Apparently, the set will not be dismantled at the end of filming. It will be kept intact for future productions taking place in Hong Kong around the same time period.
I’ve been taking pictures of abandoned objects, like this cowgirl portrait, around HK. Almost all the several hundred photos were taken in areas of Hong Kong where urban areas border on the countryside. There, the forests are filled with all kinds of things that have been discarded—electric appliances, vehicles, toys, furniture, even disco balls. At one point, all the objects served a purpose; some may even have been treasured. And then they were dumped and forgotten. Once abandoned outdoors, the objects are at the mercy of nature. Nature isn’t known for her mercy. The mute objects hold untold stories. Why, for example, would be one show left on a ledge below a highway overpass? Here are some of the images. Click on any of the photos to view them as a slide show.
Arale: One of the main characters of the once popular anime Dr Slump
The remains of a clock radio. You can find just about any appliance imaginable in the forest.
Busted Pallet (an interesting sculpture)
These portraits were found near the shoreline
Tacky, slightly risque portrait
Michelin man, truck and overgrowth
A disco ball
Surprisingly, I’ve come across about 10 abandoned toilets.
Dumped Things (55 photos)
These are from an something like an informal dump that someone is operating. Some intestesting scientific equipment has been left here.
Digital Harinezumi+ Series (138 photos)
The Digital Harinezumi 2++ (digital toy camera) is a toy camera is like a small digital version of a lomography camera. Its main weaknesses are its tendency to overexpose light colours and go out of focus on some areas of the picture.
I was interested in photographing this old colonial cemetery for a couple of reasons. The gravestones make for interesting subjects, with the wear and tear of time being shown in different ways—cracked and stained surfaces, worn away inscriptions, rusted iron, moss and lichen encrusted rock.
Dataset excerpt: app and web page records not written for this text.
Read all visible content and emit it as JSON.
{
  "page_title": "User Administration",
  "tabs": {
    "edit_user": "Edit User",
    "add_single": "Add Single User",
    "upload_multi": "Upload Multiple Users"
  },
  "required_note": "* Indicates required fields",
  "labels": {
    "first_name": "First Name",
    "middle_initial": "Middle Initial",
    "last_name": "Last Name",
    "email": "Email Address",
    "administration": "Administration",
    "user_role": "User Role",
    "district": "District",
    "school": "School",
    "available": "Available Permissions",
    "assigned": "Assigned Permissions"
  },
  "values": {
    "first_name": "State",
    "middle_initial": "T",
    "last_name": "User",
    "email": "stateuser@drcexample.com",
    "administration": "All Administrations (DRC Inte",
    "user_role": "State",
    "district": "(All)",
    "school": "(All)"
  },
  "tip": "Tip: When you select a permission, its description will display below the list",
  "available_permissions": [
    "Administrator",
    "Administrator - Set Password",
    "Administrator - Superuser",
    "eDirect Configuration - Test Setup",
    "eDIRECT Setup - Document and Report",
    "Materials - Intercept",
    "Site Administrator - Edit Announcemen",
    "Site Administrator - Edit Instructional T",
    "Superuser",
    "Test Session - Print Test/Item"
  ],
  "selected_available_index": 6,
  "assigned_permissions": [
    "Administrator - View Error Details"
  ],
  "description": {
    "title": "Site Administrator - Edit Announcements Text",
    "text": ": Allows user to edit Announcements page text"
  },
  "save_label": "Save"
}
In addition, wandering amongst the graves, you can’t help but ponder questions of mortality.